╭──

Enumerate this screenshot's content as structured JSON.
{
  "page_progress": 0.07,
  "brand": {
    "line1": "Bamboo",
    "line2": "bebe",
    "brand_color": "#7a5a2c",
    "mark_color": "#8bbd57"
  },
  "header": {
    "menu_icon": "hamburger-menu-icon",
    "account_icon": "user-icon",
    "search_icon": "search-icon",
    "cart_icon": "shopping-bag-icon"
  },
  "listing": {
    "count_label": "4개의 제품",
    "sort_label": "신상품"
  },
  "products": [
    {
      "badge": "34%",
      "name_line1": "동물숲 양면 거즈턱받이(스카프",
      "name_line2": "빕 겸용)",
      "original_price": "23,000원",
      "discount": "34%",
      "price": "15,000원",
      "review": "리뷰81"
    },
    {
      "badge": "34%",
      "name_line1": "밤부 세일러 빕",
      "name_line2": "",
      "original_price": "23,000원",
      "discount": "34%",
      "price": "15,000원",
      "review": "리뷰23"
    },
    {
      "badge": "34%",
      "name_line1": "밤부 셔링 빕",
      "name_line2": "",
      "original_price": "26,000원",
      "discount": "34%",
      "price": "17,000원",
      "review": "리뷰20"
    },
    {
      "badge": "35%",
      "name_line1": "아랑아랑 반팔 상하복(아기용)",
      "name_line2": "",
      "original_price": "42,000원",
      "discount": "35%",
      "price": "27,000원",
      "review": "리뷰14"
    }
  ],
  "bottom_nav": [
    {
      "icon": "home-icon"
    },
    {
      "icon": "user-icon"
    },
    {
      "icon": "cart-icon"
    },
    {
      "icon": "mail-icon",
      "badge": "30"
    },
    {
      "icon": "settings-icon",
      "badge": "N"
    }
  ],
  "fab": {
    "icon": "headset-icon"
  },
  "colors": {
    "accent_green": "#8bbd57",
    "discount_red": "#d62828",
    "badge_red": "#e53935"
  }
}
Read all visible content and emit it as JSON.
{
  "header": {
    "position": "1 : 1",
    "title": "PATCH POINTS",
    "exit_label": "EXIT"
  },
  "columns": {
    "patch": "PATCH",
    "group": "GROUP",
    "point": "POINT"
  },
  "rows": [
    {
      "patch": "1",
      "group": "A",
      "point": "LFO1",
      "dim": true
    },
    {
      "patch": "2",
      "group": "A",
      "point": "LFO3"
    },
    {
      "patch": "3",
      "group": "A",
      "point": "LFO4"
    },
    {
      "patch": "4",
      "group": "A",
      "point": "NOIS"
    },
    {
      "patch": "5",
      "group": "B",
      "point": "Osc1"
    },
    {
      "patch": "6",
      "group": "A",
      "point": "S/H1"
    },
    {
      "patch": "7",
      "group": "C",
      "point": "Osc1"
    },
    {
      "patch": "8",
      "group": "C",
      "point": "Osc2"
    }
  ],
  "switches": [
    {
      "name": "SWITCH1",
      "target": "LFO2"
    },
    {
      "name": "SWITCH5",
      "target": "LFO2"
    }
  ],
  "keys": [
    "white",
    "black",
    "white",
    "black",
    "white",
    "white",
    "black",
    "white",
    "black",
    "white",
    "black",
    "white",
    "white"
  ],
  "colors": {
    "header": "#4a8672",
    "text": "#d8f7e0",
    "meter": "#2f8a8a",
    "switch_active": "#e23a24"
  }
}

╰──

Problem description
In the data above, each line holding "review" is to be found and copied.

The answer
      "review": "리뷰81"
      "review": "리뷰23"
      "review": "리뷰20"
      "review": "리뷰14"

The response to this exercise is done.